"In the Brind Morrow scene cited in DOUBLE | VIGIL, I am captivated by how Susan surrenders to the swarm. I want to know if it is like Belle’s yielding to the masses when she smuggles medical supplies into Tahrir. In the early days of my vigil for Belle, I turned to Susan Brind Morrow to understand throngs, to watch a single body within a mass movement. Brind Morrow’s words were a safe passage to contemplate. As news poured out of the streets of Cairo, there were the sources we cited in the opening montage of DOUBLE | VIGIL. Now, thanks to the videos of director Leil-Zahra Mortada, we can watch/hear/read Words of Women from the Egyptian Revolution on You-Tube. We can hear perilous first-hand accounts from Rasha Azab, Sabah Ibrahim, Evelyn Ashamallah, Nada Zatouna, Hanan Sadek & Mona El-Sabbahy, Mariam Kirollos, Madeeha Anwar, Om Ahmad Gaber, Maryam Alkhawaja, Mahienour El-Massry, and Aya Tarek. We can hear how then navigated the throngs, what they believe they accomplished, how the conquered their fears. The Facebook portal for Leil-Zahra Mortada’s is https://www.facebook.com/HerstoryEgypt"
"Another fine example of cross cultural collaboration is Belle Gironda’s videopoem “You make a better door than a window.” In the video, she works with Egyptian poet/journalist John Ehab (camera work by Aras Ozgun). This “translating exchange” is an elaboration of a poem featured in Gironda’s book Building Codes (Stockport Flats 2008) and in her collaboration with Shelia Goloborotko in High Watermark Salo[o]n v.1 n.4 (Stockport Flats 2006). The relationships Gironda built in Cairo allowed her to give the poem a larger cultural resonance than it had in her previous stateside printings.
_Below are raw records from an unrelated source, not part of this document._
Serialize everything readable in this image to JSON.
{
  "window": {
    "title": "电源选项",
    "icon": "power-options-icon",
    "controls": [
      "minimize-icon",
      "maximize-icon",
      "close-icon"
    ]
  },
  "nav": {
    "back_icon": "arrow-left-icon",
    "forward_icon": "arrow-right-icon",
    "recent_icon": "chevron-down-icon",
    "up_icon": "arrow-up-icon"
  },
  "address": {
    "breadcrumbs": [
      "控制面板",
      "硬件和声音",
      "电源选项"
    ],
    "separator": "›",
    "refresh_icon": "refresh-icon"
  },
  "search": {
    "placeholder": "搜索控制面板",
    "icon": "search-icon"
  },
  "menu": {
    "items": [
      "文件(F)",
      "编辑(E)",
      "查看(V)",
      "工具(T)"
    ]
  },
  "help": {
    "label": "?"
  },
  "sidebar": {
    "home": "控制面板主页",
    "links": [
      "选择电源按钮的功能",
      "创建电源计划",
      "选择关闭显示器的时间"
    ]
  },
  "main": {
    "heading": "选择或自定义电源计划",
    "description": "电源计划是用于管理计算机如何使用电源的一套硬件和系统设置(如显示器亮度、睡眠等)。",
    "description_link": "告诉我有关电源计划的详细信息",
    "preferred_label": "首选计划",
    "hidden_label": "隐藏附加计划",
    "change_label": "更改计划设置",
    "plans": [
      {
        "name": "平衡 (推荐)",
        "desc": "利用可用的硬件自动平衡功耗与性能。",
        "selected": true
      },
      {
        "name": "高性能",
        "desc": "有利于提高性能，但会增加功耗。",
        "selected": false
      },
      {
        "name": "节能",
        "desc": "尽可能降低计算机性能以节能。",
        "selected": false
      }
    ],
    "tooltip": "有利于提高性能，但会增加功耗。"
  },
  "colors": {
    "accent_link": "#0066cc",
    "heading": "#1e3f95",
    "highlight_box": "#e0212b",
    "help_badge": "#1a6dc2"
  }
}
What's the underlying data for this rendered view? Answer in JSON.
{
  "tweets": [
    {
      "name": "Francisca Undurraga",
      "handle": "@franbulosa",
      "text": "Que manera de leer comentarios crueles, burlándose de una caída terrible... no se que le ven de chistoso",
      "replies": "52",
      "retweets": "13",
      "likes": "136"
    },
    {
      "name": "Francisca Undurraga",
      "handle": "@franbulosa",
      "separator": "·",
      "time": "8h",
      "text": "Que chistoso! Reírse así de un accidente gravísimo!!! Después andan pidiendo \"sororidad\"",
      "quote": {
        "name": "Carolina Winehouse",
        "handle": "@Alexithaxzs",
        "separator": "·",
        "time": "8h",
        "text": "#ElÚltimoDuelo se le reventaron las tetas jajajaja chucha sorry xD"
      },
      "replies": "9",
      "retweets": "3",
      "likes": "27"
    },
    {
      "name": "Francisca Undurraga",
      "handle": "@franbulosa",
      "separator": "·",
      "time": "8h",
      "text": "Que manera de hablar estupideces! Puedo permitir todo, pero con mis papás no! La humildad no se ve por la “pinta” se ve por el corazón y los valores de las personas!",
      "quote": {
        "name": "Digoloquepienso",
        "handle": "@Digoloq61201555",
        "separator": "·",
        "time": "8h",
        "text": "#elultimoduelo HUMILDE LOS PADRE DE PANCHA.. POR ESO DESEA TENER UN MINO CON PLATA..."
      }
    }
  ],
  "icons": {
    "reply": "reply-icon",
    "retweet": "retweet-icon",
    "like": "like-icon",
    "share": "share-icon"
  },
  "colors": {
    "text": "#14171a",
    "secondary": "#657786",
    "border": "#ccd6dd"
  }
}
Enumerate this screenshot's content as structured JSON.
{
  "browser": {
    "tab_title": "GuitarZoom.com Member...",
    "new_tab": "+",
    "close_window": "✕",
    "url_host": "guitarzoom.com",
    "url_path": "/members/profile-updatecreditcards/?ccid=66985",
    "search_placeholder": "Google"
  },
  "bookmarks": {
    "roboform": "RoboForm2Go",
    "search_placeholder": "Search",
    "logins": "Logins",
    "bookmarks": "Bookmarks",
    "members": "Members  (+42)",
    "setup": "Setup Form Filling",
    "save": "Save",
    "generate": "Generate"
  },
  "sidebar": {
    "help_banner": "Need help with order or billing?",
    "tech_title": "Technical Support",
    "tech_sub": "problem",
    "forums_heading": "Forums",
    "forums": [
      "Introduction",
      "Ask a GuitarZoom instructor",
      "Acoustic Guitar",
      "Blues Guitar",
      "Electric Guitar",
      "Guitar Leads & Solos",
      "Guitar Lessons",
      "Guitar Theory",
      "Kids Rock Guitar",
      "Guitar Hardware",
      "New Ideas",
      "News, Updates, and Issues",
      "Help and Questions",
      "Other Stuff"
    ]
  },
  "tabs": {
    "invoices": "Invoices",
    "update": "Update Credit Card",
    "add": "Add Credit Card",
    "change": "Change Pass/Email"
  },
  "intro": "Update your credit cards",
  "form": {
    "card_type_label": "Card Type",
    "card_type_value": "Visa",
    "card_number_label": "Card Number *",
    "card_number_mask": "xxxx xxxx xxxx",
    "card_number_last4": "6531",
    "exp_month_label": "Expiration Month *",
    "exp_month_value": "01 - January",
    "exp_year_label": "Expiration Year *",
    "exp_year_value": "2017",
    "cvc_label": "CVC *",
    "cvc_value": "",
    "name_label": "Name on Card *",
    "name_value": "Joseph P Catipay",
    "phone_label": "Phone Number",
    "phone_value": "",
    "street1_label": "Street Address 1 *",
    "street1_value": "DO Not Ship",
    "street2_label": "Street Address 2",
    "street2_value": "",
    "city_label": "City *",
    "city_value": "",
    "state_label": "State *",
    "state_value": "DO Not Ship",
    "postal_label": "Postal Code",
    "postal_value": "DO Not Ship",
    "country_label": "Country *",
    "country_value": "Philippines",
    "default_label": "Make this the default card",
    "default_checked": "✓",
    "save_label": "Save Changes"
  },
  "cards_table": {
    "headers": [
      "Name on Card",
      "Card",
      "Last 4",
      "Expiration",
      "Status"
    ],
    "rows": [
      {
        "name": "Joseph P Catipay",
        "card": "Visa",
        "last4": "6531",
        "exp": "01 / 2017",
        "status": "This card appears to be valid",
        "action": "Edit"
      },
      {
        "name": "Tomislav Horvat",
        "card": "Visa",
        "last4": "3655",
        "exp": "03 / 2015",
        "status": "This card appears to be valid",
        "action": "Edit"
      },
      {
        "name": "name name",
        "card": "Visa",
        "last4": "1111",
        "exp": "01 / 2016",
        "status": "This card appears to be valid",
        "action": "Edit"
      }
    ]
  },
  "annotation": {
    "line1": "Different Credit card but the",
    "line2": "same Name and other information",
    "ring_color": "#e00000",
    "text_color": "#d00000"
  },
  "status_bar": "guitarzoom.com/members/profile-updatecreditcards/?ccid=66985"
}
PYROMEDIA, the website featuring this poem speaks to the ability of poetry and new media to try and close the gaps created by difference. The exciting work done by Aras Ozgun and his experimental media arts collective is worth exploring."